##### Information supplied

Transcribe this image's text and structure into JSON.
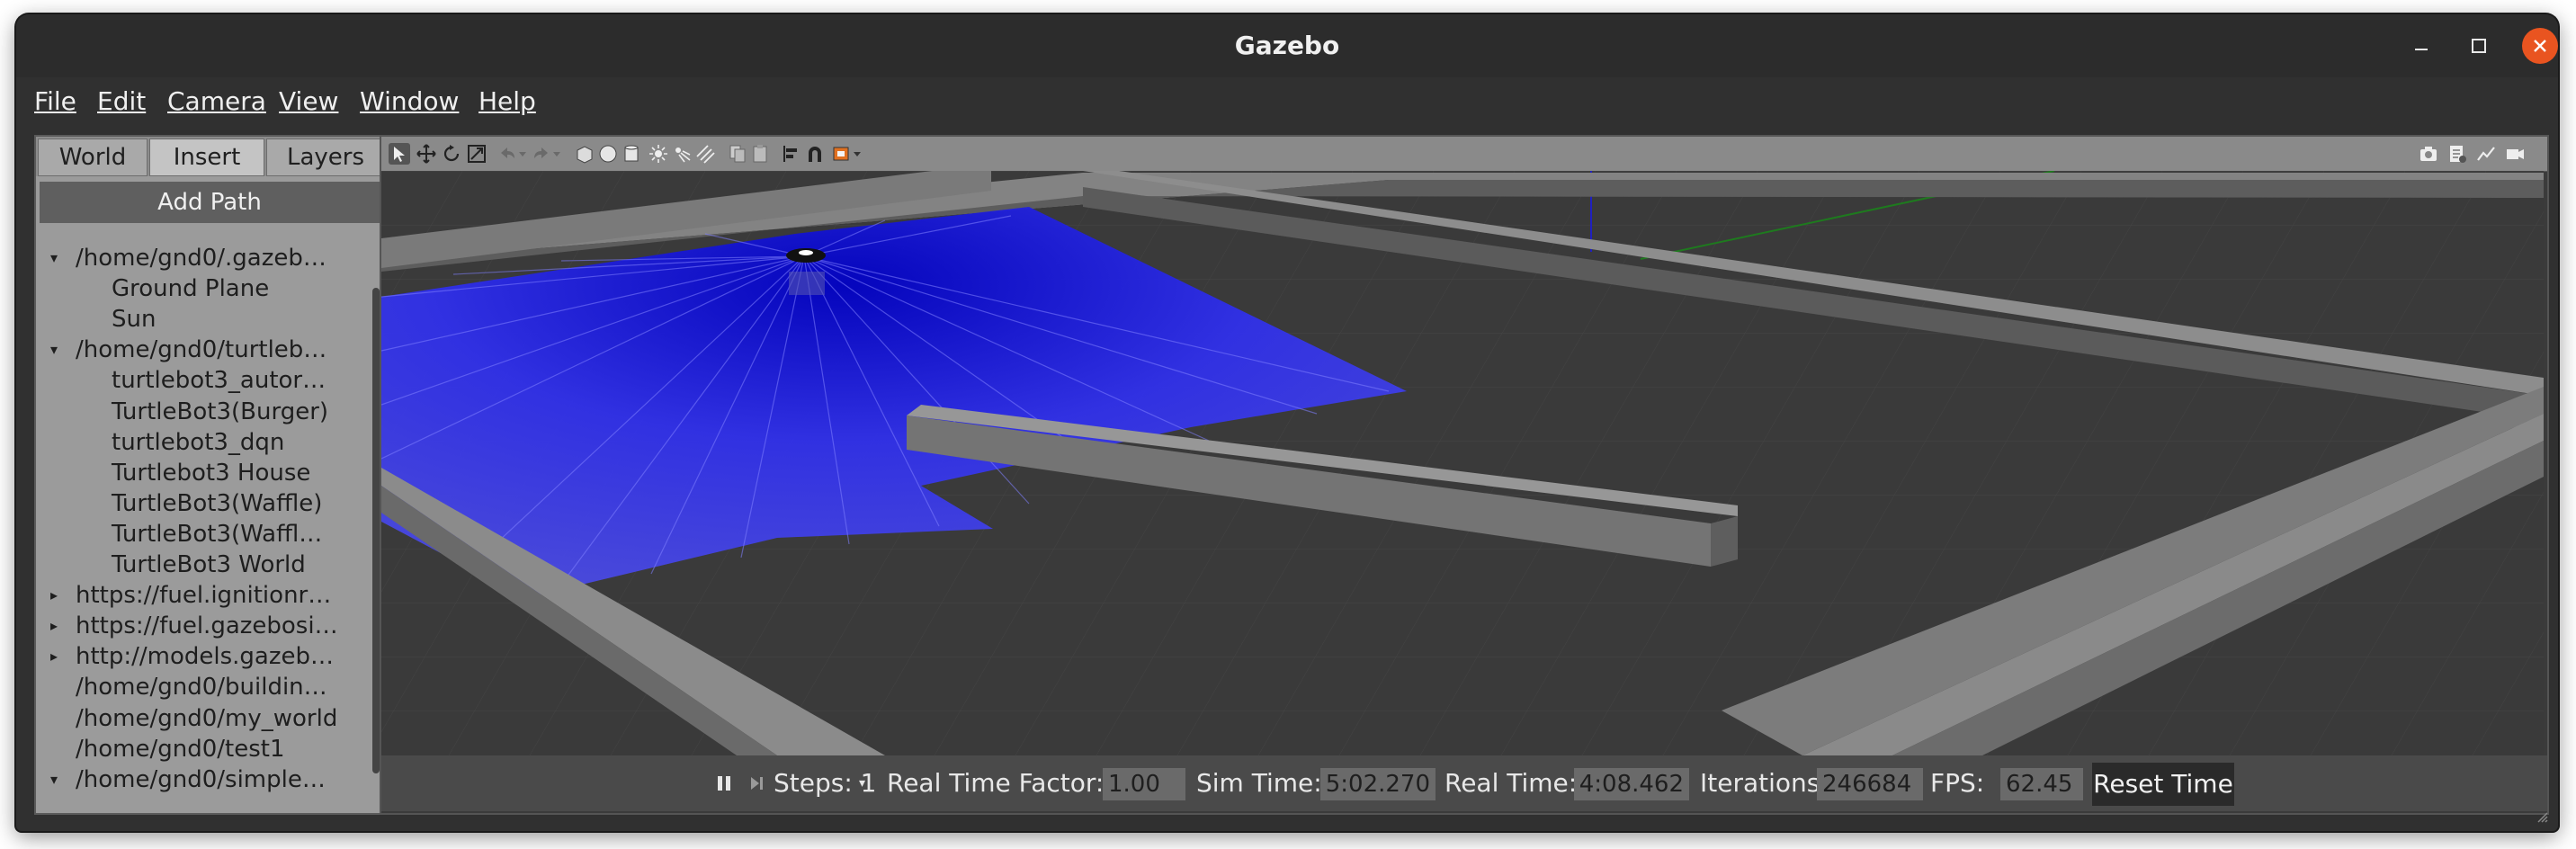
{
  "window": {
    "title": "Gazebo"
  },
  "menu": [
    "File",
    "Edit",
    "Camera",
    "View",
    "Window",
    "Help"
  ],
  "tabs": [
    "World",
    "Insert",
    "Layers"
  ],
  "add_path_label": "Add Path",
  "tree": [
    {
      "label": "/home/gnd0/.gazeb…",
      "level": 0,
      "arrow": "▾"
    },
    {
      "label": "Ground Plane",
      "level": 1
    },
    {
      "label": "Sun",
      "level": 1
    },
    {
      "label": "/home/gnd0/turtleb…",
      "level": 0,
      "arrow": "▾"
    },
    {
      "label": "turtlebot3_autor…",
      "level": 1
    },
    {
      "label": "TurtleBot3(Burger)",
      "level": 1
    },
    {
      "label": "turtlebot3_dqn",
      "level": 1
    },
    {
      "label": "Turtlebot3 House",
      "level": 1
    },
    {
      "label": "TurtleBot3(Waffle)",
      "level": 1
    },
    {
      "label": "TurtleBot3(Waffl…",
      "level": 1
    },
    {
      "label": "TurtleBot3 World",
      "level": 1
    },
    {
      "label": "https://fuel.ignitionr…",
      "level": 0,
      "arrow": "▸"
    },
    {
      "label": "https://fuel.gazebosi…",
      "level": 0,
      "arrow": "▸"
    },
    {
      "label": "http://models.gazeb…",
      "level": 0,
      "arrow": "▸"
    },
    {
      "label": "/home/gnd0/buildin…",
      "level": 0
    },
    {
      "label": "/home/gnd0/my_world",
      "level": 0
    },
    {
      "label": "/home/gnd0/test1",
      "level": 0
    },
    {
      "label": "/home/gnd0/simple…",
      "level": 0,
      "arrow": "▾"
    }
  ],
  "status": {
    "steps_label": "Steps: 1",
    "rtf_label": "Real Time Factor:",
    "rtf_value": "1.00",
    "sim_label": "Sim Time:",
    "sim_value": "5:02.270",
    "real_label": "Real Time:",
    "real_value": "4:08.462",
    "iter_label": "Iterations:",
    "iter_value": "246684",
    "fps_label": "FPS:",
    "fps_value": "62.45",
    "reset_label": "Reset Time"
  },
  "colors": {
    "laser": "#1a1aff",
    "walls": "#8c8c8c",
    "floor": "#3a3a3a",
    "close_button": "#e95420"
  },
  "icons": {
    "toolbar_left": [
      "select-arrow-icon",
      "translate-icon",
      "rotate-icon",
      "scale-icon",
      "undo-icon",
      "redo-icon",
      "box-shape-icon",
      "sphere-shape-icon",
      "cylinder-shape-icon",
      "point-light-icon",
      "spot-light-icon",
      "directional-light-icon",
      "copy-icon",
      "paste-icon",
      "align-icon",
      "snap-icon",
      "view-angle-icon"
    ],
    "toolbar_right": [
      "screenshot-icon",
      "log-icon",
      "plot-icon",
      "video-icon"
    ]
  }
}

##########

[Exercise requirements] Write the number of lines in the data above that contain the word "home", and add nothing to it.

[The answer] 6